TASK REQUIREMENTS
Find every line below that contains the word "selected" and copy it out.

Interface dataset entries:
──────
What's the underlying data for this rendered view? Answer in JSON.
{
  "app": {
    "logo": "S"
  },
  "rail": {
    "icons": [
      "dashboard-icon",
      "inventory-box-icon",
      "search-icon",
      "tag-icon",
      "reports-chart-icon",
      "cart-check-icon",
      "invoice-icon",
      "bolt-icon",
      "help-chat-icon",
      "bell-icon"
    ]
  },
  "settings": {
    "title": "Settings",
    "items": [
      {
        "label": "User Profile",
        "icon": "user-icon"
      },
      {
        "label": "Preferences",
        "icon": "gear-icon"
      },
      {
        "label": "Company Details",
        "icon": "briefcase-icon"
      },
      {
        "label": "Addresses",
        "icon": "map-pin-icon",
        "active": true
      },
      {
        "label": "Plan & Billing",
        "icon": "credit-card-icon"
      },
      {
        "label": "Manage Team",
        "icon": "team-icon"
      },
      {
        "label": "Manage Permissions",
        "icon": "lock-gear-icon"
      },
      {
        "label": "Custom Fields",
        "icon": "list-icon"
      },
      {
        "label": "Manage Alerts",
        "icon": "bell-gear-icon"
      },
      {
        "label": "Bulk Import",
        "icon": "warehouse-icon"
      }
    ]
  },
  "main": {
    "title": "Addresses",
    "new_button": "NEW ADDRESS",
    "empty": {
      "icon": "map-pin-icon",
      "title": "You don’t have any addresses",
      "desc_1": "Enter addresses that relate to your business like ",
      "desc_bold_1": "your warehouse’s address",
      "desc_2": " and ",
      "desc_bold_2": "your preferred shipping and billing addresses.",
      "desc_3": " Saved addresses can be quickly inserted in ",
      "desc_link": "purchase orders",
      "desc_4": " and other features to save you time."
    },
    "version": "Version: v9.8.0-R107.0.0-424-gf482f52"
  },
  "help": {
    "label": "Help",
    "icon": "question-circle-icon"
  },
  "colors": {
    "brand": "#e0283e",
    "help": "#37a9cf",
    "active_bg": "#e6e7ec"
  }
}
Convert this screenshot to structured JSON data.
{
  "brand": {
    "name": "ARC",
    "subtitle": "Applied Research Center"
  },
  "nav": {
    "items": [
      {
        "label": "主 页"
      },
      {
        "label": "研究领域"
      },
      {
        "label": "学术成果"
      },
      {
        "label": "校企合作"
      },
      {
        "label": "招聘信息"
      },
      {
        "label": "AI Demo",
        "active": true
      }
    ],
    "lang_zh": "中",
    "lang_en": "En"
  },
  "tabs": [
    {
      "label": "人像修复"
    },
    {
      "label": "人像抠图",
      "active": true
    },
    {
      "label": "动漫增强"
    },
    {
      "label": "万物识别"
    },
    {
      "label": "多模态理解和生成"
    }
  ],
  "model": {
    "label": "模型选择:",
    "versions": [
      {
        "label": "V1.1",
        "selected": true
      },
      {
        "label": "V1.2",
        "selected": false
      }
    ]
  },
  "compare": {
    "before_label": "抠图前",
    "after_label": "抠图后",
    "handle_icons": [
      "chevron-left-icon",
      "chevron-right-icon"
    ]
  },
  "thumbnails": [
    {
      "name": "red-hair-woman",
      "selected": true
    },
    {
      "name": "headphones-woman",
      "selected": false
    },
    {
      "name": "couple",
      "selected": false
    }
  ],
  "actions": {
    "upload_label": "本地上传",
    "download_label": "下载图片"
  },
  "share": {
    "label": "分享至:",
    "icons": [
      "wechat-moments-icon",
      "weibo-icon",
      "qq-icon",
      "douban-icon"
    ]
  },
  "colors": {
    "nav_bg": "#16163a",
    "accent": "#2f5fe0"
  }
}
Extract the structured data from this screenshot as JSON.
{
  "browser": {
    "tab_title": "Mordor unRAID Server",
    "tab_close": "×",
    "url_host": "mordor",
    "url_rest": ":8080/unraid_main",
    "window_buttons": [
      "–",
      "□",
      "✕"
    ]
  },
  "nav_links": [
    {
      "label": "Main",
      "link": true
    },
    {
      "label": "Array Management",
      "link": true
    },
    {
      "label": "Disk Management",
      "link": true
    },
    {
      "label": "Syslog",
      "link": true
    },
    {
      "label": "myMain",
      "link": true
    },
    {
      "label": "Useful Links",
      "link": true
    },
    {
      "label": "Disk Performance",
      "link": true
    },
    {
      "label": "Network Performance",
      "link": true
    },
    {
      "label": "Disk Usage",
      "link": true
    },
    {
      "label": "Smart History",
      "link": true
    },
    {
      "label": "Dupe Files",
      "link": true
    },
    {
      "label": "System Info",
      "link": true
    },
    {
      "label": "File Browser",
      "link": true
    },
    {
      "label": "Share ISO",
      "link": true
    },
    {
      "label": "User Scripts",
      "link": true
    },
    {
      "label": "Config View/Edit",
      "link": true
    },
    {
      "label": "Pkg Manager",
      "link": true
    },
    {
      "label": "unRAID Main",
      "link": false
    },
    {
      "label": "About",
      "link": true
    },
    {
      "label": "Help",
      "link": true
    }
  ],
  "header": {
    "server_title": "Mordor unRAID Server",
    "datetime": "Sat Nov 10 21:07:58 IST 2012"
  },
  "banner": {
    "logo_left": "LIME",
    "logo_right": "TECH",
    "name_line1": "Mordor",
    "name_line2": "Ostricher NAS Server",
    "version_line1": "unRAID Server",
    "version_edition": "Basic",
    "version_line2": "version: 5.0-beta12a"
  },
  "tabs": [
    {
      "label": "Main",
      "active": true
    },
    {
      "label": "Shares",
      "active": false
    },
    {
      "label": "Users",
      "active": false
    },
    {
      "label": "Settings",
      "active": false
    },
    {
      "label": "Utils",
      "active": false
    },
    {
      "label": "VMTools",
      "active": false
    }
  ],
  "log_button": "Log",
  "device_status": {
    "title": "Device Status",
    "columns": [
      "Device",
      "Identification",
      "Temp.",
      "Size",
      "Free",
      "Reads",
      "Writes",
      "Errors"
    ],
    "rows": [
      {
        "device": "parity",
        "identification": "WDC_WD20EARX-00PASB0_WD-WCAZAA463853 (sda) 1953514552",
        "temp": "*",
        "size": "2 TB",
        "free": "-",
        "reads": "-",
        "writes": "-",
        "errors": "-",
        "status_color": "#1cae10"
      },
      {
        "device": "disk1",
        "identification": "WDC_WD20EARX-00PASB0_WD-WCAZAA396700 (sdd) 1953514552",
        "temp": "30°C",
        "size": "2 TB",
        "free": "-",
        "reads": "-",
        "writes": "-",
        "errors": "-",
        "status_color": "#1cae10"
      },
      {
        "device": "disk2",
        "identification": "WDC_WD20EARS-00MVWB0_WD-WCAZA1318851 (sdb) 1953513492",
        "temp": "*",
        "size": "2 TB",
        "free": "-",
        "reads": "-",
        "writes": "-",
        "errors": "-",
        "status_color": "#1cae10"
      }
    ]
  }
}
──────
REPLY TO THE EXERCISE
        "selected": true
        "selected": false
      "selected": true
      "selected": false
      "selected": false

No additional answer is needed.